What is it?

The future looks bleak for the XE, and when Jaguar goes electric-only in 2025, it’s likely that this saloon will disappear forever from its line-up.

Not that this has prevented the car from being updated for 2021, including one revision that might redefine the way you view Britain’s answer to the BMW 3 Series in the limited time it has left.

Among the changes is the adoption of Jaguar Land Rover’s new Pivi Pro infotainment, which in the XE goes without the large glossy display found in the refreshed XF and F-Pace but does possess the same slick graphics and intuitive, responsive menu layout. This alone is an enormous improvement.

There’s then also a new 201bhp 48V mild-hybrid diesel powertrain, which is rated at almost 60mpg and helps to address one of the XE’s main failings: high official CO2 emissions.

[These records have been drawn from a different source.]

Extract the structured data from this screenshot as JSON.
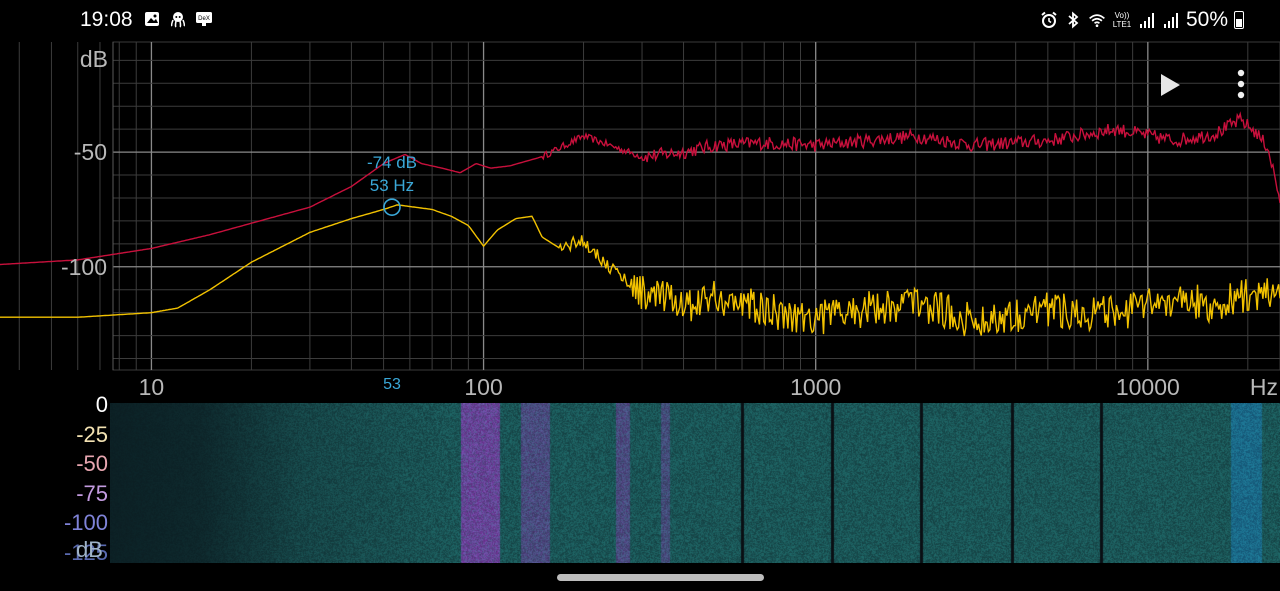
{
  "status_bar": {
    "time": "19:08",
    "left_icons": [
      "gallery-icon",
      "octopus-app-icon",
      "dex-icon"
    ],
    "right_icons": [
      "alarm-icon",
      "bluetooth-icon",
      "wifi-icon",
      "volte-lte1-icon",
      "signal-icon",
      "signal-icon"
    ],
    "volte_label": "Vo)) LTE1",
    "dex_label": "DeX",
    "battery": "50%"
  },
  "spectrum": {
    "y_unit": "dB",
    "x_unit": "Hz",
    "y_ticks": [
      {
        "value": -50,
        "label": "-50"
      },
      {
        "value": -100,
        "label": "-100"
      }
    ],
    "x_ticks": [
      {
        "value": 10,
        "label": "10"
      },
      {
        "value": 100,
        "label": "100"
      },
      {
        "value": 1000,
        "label": "1000"
      },
      {
        "value": 10000,
        "label": "10000"
      }
    ],
    "cursor": {
      "db_label": "-74 dB",
      "hz_label": "53 Hz",
      "x_axis_marker": "53",
      "hz": 53,
      "db": -74
    },
    "play_icon": "play-icon",
    "menu_icon": "more-vert-icon"
  },
  "chart_data": {
    "type": "line",
    "x_scale": "log",
    "xlim": [
      3.5,
      25000
    ],
    "ylim": [
      -145,
      -2
    ],
    "xlabel": "Hz",
    "ylabel": "dB",
    "grid": true,
    "series": [
      {
        "color": "#c8103c",
        "x": [
          3.5,
          6,
          10,
          15,
          20,
          30,
          40,
          50,
          58,
          65,
          75,
          85,
          95,
          105,
          120,
          150,
          200,
          300,
          400,
          500,
          700,
          1000,
          2000,
          3000,
          5000,
          8000,
          12000,
          16000,
          19000,
          21000,
          23000,
          25000
        ],
        "y": [
          -99,
          -97,
          -92,
          -86,
          -81,
          -74,
          -65,
          -55,
          -51,
          -55,
          -57,
          -59,
          -55,
          -57,
          -56,
          -52,
          -43,
          -52,
          -50,
          -47,
          -46,
          -47,
          -43,
          -47,
          -45,
          -40,
          -45,
          -42,
          -36,
          -41,
          -48,
          -71
        ]
      },
      {
        "color": "#f2c200",
        "x": [
          3.5,
          6,
          10,
          12,
          15,
          20,
          30,
          40,
          50,
          55,
          62,
          70,
          80,
          90,
          100,
          110,
          125,
          140,
          150,
          170,
          200,
          230,
          260,
          300,
          400,
          500,
          700,
          1000,
          2000,
          3000,
          5000,
          8000,
          12000,
          16000,
          20000,
          25000
        ],
        "y": [
          -122,
          -122,
          -120,
          -118,
          -110,
          -98,
          -85,
          -79,
          -75,
          -73,
          -74,
          -75,
          -78,
          -82,
          -91,
          -84,
          -79,
          -78,
          -87,
          -92,
          -88,
          -98,
          -104,
          -111,
          -117,
          -113,
          -119,
          -122,
          -115,
          -124,
          -118,
          -121,
          -114,
          -117,
          -112,
          -113
        ]
      }
    ]
  },
  "spectrogram": {
    "legend_labels": [
      {
        "label": "0",
        "color": "#ffffff"
      },
      {
        "label": "-25",
        "color": "#f3e2b2"
      },
      {
        "label": "-50",
        "color": "#e8a6b0"
      },
      {
        "label": "-75",
        "color": "#c39be0"
      },
      {
        "label": "-100",
        "color": "#7f83d8"
      },
      {
        "label": "-125",
        "color": "#5a6ab0"
      }
    ],
    "unit": "dB"
  }
}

Neither of these additions is the game-changing one, though; that’s Jaguar’s decision to hack roughly £5000 from the XE’s asking price. It means this example, the rear-driven P250 turbo petrol in R-Dynamic guise – which sits between the lower-powered D200 mild-hybrid diesel and the range-topping, four-wheel drive P300 and is probably the most enticing XE for keen drivers – costs from just £31,010. Which is less than Volkswagen asks for the Golf GTD.

What’s it like?

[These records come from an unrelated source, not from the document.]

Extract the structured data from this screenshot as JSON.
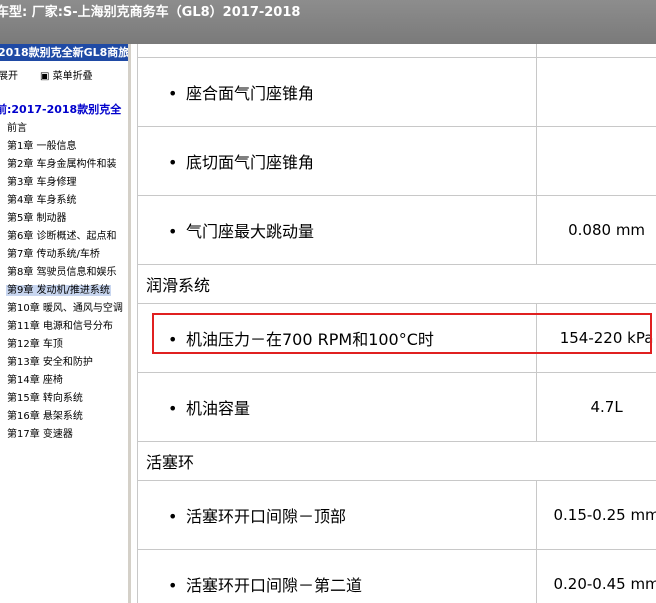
{
  "window": {
    "title": "车型: 厂家:S-上海别克商务车（GL8）2017-2018"
  },
  "sidebar": {
    "book_title": "2018款别克全新GL8商旅",
    "tools": {
      "expand": "展开",
      "collapse": "菜单折叠"
    },
    "model_title": "前:2017-2018款别克全",
    "items": [
      {
        "label": "前言"
      },
      {
        "label": "第1章 一般信息"
      },
      {
        "label": "第2章 车身金属构件和装"
      },
      {
        "label": "第3章 车身修理"
      },
      {
        "label": "第4章 车身系统"
      },
      {
        "label": "第5章 制动器"
      },
      {
        "label": "第6章 诊断概述、起点和"
      },
      {
        "label": "第7章 传动系统/车桥"
      },
      {
        "label": "第8章 驾驶员信息和娱乐"
      },
      {
        "label": "第9章 发动机/推进系统"
      },
      {
        "label": "第10章 暖风、通风与空调"
      },
      {
        "label": "第11章 电源和信号分布"
      },
      {
        "label": "第12章 车顶"
      },
      {
        "label": "第13章 安全和防护"
      },
      {
        "label": "第14章 座椅"
      },
      {
        "label": "第15章 转向系统"
      },
      {
        "label": "第16章 悬架系统"
      },
      {
        "label": "第17章 变速器"
      }
    ],
    "selected_index": 9
  },
  "spec_table": {
    "rows": [
      {
        "type": "item",
        "label": "座合面气门座锥角",
        "value": ""
      },
      {
        "type": "item",
        "label": "底切面气门座锥角",
        "value": ""
      },
      {
        "type": "item",
        "label": "气门座最大跳动量",
        "value": "0.080 mm"
      },
      {
        "type": "section",
        "label": "润滑系统"
      },
      {
        "type": "item",
        "label": "机油压力－在700 RPM和100°C时",
        "value": "154-220 kPa",
        "highlighted": true
      },
      {
        "type": "item",
        "label": "机油容量",
        "value": "4.7L"
      },
      {
        "type": "section",
        "label": "活塞环"
      },
      {
        "type": "item",
        "label": "活塞环开口间隙－顶部",
        "value": "0.15-0.25 mm"
      },
      {
        "type": "item",
        "label": "活塞环开口间隙－第二道",
        "value": "0.20-0.45 mm"
      }
    ]
  },
  "colors": {
    "highlight_border": "#e02020",
    "titlebar_bg": "#808080",
    "book_title_bg": "#1f4aa5",
    "model_title": "#0000cc"
  },
  "icons": {
    "expand": "expand-tree-icon",
    "collapse": "collapse-tree-icon",
    "bullet": "bullet-icon"
  }
}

Okay, parts of the interior still don’t exactly feel cutting-edge, rear leg room remains the XE’s Achilles’ heel and either the new motor doesn’t quite make the claimed 247bhp or the kerb weight is somewhat more than the stated 1536kg, because acceleration only just qualifies as being brisk.

But the elegance in the steering and the handling balance make the driving experience uniquely sweet and thoroughbred in feel at this price.

In the end, an M Sport 3 Series is still more modern and agile in feel, with quicker steering and finer body control on your average B-road, where the passive suspension of the XE permits a little more roll and float than you might be expecting. It’s less clinical in general.